RECORDS FOR THIS TASK below:
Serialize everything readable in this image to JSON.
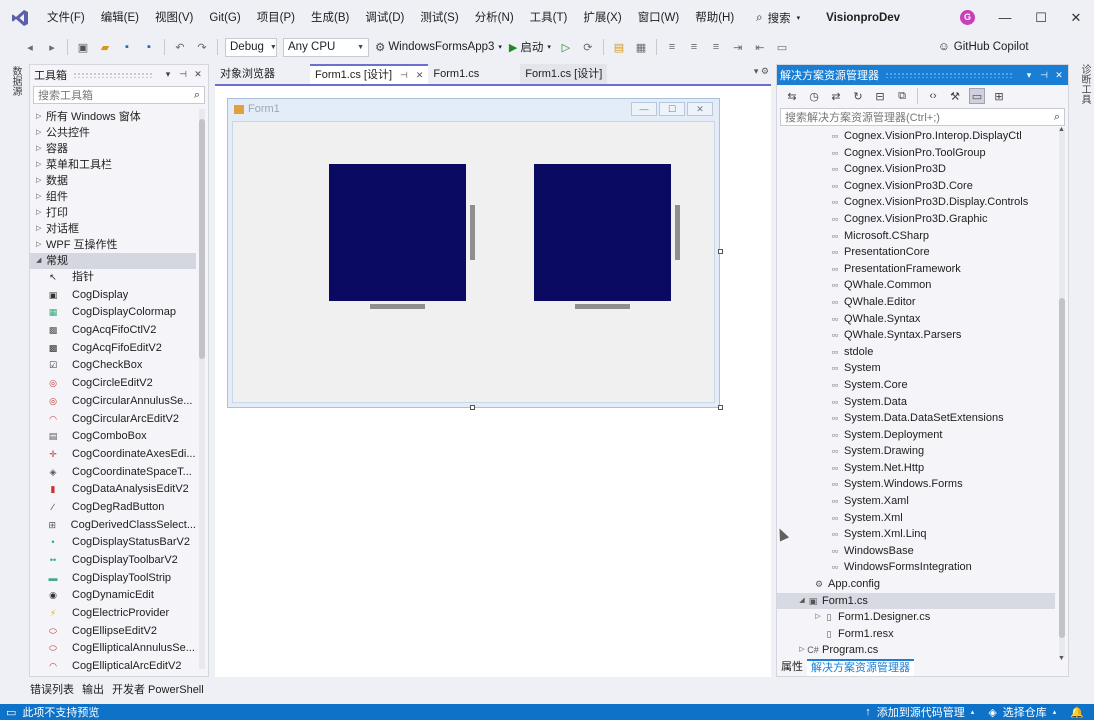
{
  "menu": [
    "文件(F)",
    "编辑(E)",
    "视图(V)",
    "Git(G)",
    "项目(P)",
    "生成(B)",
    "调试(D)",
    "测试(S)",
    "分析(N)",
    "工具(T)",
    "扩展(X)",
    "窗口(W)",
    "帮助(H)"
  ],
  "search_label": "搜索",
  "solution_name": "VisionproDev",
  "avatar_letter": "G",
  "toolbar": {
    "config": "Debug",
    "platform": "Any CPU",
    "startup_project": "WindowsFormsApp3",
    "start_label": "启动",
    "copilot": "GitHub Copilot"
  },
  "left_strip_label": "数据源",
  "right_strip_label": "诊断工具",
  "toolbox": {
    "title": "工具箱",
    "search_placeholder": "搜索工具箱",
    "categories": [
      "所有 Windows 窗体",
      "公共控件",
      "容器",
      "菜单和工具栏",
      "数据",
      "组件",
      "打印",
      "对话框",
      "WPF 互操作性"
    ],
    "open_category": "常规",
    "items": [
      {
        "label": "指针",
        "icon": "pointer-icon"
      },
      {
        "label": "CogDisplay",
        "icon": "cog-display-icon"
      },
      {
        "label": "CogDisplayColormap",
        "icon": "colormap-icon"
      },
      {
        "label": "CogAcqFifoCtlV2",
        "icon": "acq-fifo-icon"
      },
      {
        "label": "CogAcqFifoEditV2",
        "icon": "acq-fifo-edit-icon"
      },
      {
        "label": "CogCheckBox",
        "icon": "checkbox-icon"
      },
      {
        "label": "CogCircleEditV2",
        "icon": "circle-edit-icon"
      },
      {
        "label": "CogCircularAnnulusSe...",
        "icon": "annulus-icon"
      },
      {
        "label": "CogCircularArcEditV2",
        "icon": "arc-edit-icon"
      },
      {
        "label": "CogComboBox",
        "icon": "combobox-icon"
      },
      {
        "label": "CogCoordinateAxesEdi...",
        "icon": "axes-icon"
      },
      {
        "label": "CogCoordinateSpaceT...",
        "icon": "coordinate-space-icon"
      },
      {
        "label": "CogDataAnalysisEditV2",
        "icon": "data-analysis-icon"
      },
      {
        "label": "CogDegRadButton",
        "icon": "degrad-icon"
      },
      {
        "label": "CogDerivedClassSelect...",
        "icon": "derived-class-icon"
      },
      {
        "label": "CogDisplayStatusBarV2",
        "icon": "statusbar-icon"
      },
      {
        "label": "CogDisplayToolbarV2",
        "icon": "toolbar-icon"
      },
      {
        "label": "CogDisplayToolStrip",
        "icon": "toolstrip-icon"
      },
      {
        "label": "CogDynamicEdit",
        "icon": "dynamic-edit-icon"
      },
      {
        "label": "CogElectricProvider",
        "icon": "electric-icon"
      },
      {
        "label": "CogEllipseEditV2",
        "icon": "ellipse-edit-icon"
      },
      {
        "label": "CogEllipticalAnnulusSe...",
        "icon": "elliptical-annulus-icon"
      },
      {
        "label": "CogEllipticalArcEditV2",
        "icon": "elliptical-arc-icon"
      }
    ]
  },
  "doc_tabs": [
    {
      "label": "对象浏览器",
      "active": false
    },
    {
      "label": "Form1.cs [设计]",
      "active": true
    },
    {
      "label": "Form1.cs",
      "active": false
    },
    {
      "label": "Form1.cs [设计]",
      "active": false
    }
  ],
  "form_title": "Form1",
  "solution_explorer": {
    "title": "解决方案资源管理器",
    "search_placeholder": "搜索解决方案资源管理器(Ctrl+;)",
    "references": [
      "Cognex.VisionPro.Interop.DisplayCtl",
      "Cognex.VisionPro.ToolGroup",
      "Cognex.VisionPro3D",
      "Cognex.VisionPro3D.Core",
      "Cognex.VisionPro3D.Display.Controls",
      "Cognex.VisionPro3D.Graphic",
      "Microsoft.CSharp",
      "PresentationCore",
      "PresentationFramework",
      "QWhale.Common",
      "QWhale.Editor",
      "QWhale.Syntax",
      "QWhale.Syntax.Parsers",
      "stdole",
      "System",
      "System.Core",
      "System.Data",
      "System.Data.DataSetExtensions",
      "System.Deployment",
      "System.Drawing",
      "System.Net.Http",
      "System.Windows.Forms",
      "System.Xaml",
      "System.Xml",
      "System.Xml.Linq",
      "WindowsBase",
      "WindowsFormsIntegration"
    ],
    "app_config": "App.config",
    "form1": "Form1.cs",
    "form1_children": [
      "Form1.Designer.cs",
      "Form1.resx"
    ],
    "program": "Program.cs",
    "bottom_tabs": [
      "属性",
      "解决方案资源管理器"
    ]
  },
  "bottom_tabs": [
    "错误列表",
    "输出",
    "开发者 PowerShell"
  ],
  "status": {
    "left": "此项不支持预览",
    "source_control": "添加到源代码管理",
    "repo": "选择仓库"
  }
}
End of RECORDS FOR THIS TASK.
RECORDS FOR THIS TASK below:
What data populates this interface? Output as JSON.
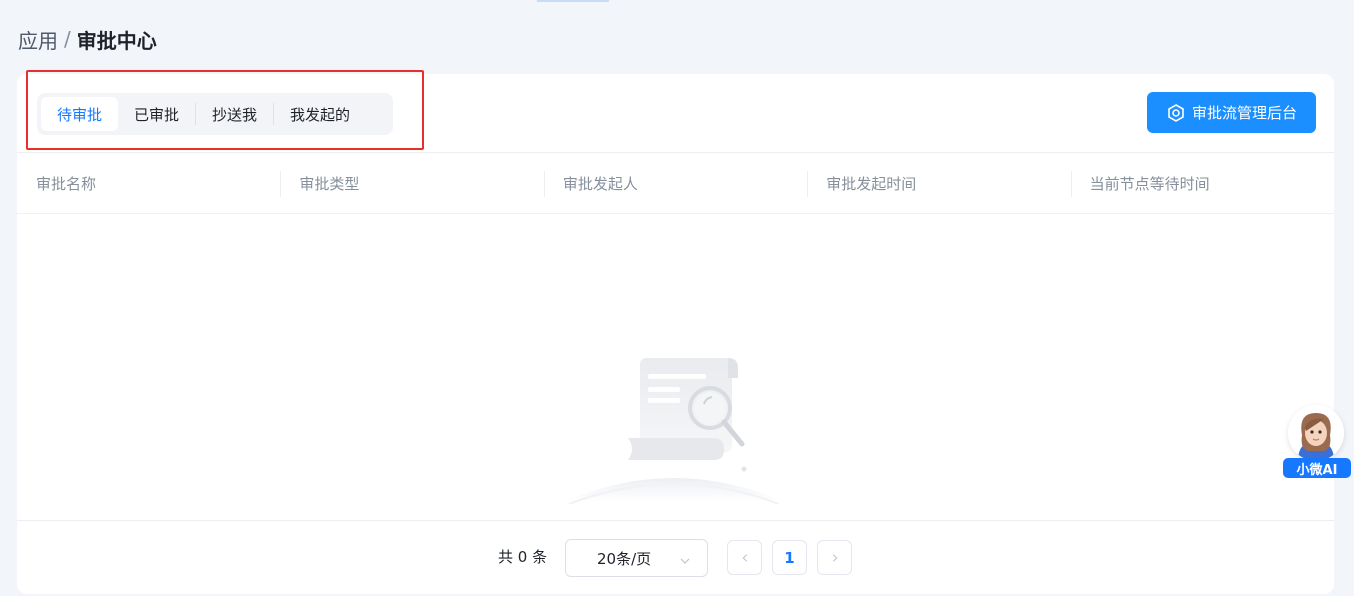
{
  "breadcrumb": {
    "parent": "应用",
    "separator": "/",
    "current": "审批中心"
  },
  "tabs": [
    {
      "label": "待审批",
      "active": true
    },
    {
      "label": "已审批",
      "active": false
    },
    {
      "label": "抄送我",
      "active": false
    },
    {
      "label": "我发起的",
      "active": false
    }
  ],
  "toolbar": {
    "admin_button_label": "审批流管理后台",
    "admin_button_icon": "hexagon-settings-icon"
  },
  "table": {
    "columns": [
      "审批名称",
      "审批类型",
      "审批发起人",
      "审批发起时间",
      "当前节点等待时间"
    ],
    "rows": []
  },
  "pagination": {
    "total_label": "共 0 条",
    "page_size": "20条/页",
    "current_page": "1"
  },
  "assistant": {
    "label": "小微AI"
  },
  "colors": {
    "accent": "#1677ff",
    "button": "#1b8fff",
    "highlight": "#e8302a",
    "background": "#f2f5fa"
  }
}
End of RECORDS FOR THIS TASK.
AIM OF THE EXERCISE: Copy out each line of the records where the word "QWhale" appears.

EXERCISE OUTPUT:
      "QWhale.Common",
      "QWhale.Editor",
      "QWhale.Syntax",
      "QWhale.Syntax.Parsers",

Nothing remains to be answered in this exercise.